You’ve gotta go through some bad ideas to get to the good ones. Tell us one of your bad ideas. How do you get past the bad ones to find your spark?

I have bad ideas every day! I wanted to have the girl get shot on camera and her body just blow backwards into the air! We tried it, and it looked terrible. So fake. The only way through a bad idea is by finding the nugget that made you like it in the first place, then adapt it to fit, or cut it out like a cancer.

The deeper I get into filmmaking the more I realize that the ideas themselves are fairly worthless. I love them, they feed my soul. I can live in my imagination, but in order to bring others into the vision you really have to try and tell the story. You have to make something, anything. And undoubtedly everything I make is always radically inferior to the perfect story I told in my head. So the act of courage is not having an idea, but being willing to make something out of it. At this point in my life I’d take any completed film over the best story idea ever had…

Do you consider yourself part of a horror community?

I always feel like an imposter. I’m always comparing up. I help manage a small farm, but have trouble calling myself a “farmer.” I’ve pastored at a church, and feel like it’s disingenuous to call myself a “pastor.” Same with art and film.

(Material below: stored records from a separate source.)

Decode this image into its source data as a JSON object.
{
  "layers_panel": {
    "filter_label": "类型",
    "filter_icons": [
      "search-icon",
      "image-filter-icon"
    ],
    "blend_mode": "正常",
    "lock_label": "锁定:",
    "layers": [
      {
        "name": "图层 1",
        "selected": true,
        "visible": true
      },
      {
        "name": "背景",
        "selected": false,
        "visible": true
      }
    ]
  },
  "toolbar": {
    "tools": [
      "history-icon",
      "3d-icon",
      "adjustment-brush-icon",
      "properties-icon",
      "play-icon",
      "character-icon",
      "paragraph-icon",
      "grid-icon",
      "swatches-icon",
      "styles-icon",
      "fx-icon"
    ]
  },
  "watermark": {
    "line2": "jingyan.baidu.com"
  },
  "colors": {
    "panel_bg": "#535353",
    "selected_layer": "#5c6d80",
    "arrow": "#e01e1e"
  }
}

It is so easy to look at the masters and say, “Wow, what they do is filmmaking.” So, 100% both yes and no, I feel a part of the horror community and I don’t; I’m new here and am content to watch and learn. In all those circles I feel most comfortable being on the outside of the inside.

When you’re building the world of your film, where do you look for inspiration?

This film came fully to me in its entirety. All our ideas are informed by everything we’ve ever watched, thought, discussed, and observed. But this full idea just popped into my head and wouldn’t go away. The feature story takes more time to develop as a slow-burn cannibals versus their neighbors plot where you’re rooting for the cannibals…but in the end, this short is pretty much birthed exactly as it wanted to come into the world.

What would you do if you woke up inside of your film?

I’d be fucked. This tight-knit community of backwoods cannibals who also watch Netflix!?! My best chance would be to befriend the lead villain and be her sidekick or something. That’d work out for me until she’d just decide to eat me. 

Who would be on your ultimate horror villain squad?

Pretty much just demons. Demons that control animals probably. And Kate Beckinsale as Selene from Underworld, maybe we’d get to make out before we all die.   

Lightning round:

Freddy or Jason? As a kid wasn’t allowed to watch either.

Stephen King or H.P. Lovecraft? Need to read some Lovecraft.

Practical or CGI? Mix the two! It’s 2020, come on (but practical : )

Post Apocalypse or Pre Apocalypse? Pre, but both.

What scares you, and does it inspire your storytelling?

Not living up to my full potential terrifies me; wasting my life. I normally make documentaries, and they all gravitate toward following people on the outside of systems, and then also people who are trying to make things themselves. I love the process of creating things, of making art. It is a battle, and because I always feel like I’m losing it helps to tell stories about people making things they love because they have to. Making things is part of being human. So not making things, to me, is death.

And finally, Ghostface would like to know ‘What’s your favourite scary movie?’

I’m new to scary movies. I live at an art farm church community in the hills south of Oakland. Our farmer-artists are obsessed with horror films. They throw cool screening events, like watching The Witch projected outside at night by our goat pen…freaking terrifying. So, I don’t have a favorite yet, but really enjoyed The Night House by David Bruckner. We saw it at a Sundance midnight screening in the Eygyptian and it was wild. I jumped out of my seat once. And fun to follow a protagonist that makes good decisions the whole film; that was refreshing, and then even more scary on another level because it just keeps getting worse for her.